By Paul Rincon
BBC News science reporter
Technology to "look inside" concrete structures could not only monitor them for corrosion, but also locate the remains of murder victims, experts say.
Concrete structures have a finite lifetime
It works using ultrasound, the same technique used in hospitals to monitor growing foetuses in the womb.
One of the systems being developed builds up quasi-3D images of the interiors of concrete structures.
Many were put up in the 50s and 60s and some are already approaching the end of their design lives.
But the technology could also have a potential application in police investigations.
Since the late 1980s, Cambridge Ultrasonics has been working on ways of using ultrasound to inspect concrete structures for signs of corrosion.
A version of its technology, licensed by UK firm Sonatest, seeks to generate images from interiors.
It uses an array of up to six transducers to fire sound waves into the concrete from different angles. The transducers then collect echo-waves returning from within.
Software then helps build the raw data into a pseudo-3D image of the interior.
Initial signs of deterioration in concrete often present as hairline cracks. Sonatest's technology, which is still at the research and development stage, sorts out genuine structural flaws from "noise" generated by concrete's lumpy constitution.
"Shooting from many angles, if it's part of the aggregate you would see it from only one viewpoint. But a crack would probably appear as a linear defect as you turn the image," Wayne Woodhead, Sonatest managing director, told BBC News.
Ultrasound could monitor for changes in structural integrity
Dr David Andrews, director at Cambridge Ultrasonics, explained: "The design life of many concrete structures is 50-120 years. A lot were put up in the 50s, the 60s and some in the 70s.
"They are getting older all the time. Some are deteriorating faster than expected."

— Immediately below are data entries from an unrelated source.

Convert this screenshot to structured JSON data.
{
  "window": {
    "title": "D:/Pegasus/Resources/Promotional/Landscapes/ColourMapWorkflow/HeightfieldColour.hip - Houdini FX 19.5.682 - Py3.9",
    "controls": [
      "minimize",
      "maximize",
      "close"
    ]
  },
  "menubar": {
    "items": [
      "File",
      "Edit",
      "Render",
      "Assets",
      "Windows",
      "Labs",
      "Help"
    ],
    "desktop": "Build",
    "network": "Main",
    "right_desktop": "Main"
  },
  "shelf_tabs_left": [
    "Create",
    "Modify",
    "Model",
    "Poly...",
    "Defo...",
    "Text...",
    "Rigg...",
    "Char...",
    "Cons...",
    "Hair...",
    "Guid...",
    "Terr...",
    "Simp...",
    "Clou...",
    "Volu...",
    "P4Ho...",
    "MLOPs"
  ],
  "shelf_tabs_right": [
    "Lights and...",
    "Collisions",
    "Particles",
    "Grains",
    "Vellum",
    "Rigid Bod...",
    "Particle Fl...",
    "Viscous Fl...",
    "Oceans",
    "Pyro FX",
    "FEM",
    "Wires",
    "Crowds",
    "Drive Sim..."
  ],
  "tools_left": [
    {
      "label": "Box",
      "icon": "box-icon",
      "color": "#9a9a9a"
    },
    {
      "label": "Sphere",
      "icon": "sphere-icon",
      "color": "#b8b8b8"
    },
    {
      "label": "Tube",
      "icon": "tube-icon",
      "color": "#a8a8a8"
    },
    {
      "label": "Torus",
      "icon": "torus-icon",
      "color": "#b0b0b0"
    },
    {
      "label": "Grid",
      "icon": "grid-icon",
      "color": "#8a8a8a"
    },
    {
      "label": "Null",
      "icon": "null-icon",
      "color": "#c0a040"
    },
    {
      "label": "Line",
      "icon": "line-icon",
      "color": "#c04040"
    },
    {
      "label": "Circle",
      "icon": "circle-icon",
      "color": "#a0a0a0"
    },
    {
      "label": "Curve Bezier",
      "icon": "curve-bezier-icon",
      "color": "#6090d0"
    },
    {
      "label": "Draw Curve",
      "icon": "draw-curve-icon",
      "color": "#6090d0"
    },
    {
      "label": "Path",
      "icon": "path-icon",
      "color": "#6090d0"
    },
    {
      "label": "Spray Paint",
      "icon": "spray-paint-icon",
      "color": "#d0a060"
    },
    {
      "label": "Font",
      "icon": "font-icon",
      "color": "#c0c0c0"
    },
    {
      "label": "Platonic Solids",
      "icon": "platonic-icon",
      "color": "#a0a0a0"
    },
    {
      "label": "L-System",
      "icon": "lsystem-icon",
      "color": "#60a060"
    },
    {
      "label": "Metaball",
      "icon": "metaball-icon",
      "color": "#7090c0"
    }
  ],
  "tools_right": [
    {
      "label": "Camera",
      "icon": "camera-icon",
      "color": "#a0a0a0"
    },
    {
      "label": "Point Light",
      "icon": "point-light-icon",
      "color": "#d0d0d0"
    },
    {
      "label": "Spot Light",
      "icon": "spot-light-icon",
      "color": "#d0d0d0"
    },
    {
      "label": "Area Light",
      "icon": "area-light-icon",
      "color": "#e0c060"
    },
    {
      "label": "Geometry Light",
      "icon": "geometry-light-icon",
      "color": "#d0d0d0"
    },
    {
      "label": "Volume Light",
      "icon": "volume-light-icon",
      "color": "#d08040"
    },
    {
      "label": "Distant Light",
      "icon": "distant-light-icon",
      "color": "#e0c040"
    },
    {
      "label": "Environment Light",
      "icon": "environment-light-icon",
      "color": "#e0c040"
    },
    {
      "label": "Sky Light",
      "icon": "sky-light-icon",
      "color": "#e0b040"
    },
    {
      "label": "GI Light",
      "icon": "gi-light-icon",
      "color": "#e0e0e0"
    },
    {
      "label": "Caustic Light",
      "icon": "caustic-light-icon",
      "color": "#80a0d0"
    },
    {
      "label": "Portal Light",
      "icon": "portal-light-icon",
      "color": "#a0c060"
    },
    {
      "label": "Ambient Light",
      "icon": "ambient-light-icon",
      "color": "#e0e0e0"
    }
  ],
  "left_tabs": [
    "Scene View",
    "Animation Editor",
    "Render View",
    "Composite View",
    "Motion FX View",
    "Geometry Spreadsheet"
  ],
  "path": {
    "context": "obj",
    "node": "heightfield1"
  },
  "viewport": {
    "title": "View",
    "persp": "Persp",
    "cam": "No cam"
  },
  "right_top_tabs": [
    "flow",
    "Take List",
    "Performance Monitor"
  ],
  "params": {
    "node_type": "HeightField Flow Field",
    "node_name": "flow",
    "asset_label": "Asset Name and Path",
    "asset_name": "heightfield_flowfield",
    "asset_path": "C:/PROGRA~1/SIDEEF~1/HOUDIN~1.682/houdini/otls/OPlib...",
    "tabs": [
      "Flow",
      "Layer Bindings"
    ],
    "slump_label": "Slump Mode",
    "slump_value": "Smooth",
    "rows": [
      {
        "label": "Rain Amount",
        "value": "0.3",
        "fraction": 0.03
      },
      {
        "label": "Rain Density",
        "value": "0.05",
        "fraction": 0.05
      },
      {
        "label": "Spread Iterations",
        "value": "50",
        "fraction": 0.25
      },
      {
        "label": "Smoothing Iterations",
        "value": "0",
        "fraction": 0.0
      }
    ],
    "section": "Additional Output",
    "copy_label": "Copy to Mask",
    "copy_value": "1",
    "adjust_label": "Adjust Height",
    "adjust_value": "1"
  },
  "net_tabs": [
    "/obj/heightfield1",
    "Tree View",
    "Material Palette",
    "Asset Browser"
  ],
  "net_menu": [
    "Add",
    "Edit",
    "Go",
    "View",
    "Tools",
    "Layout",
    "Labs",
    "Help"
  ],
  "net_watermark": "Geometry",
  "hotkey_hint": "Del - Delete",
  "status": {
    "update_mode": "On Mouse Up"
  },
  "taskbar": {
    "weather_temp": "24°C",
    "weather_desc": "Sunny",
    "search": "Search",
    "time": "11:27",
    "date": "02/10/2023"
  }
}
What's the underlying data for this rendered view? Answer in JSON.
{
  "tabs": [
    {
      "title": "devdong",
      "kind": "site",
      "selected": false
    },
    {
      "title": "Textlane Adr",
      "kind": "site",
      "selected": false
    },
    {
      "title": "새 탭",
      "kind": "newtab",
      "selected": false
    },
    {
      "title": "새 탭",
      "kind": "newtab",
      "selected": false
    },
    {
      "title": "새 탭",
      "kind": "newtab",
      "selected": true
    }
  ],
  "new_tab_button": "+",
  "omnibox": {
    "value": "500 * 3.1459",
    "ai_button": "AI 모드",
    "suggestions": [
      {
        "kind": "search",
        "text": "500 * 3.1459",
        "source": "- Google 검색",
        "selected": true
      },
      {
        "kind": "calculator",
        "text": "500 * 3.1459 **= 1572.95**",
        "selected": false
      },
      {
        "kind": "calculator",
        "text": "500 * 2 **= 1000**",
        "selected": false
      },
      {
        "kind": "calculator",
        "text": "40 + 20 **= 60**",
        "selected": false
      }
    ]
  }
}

Of the possible use of ultrasound in police investigations, Mr Woodhead said: "If there was a body in concrete from 60 years ago, it would probably break down, leaving a void.
"If you scanned the area, you could find the void, but whether it would look like a big hole or would be person-shaped is anyone's guess."
David Andrews says police officers approached his company about using ultrasound for this purpose several years ago. Their enquiry concerned disappearances allegedly linked to gang activity in the 1960s.
It was rumoured bodies could have been deposited in wet concrete used to build vertical struts for a road bridge. But the technology was not at a sufficient stage of development for Dr Andrews to provide a mobile version.
Murderers have, in the past found it convenient to dispose of the bodies of their victims in concrete. For example, five sets of remains were found buried under the concrete cellar belonging to Gloucester serial killer Fred West.
Radar can also be used to scan concrete, but it is hampered if water has penetrated the structure.
Cambridge Ultrasonics has developed a sensor system, also based on ultrasound, which could be attached at points along a concrete structure to provide regular, automated monitoring for signs of corrosion.
Each sensor in the Cambridge Monitoring System has a "neural network" which can be trained to compensate for daily and seasonal temperature changes that could confuse readings.
Data from all the neural networks is combined to give a "probability of significant structural change".
Of particular concern are the tendons, which act as the skeleton of the structure. Corrosion leading to failure of one or a few tendons can lead to collapse of major parts or all of the structure.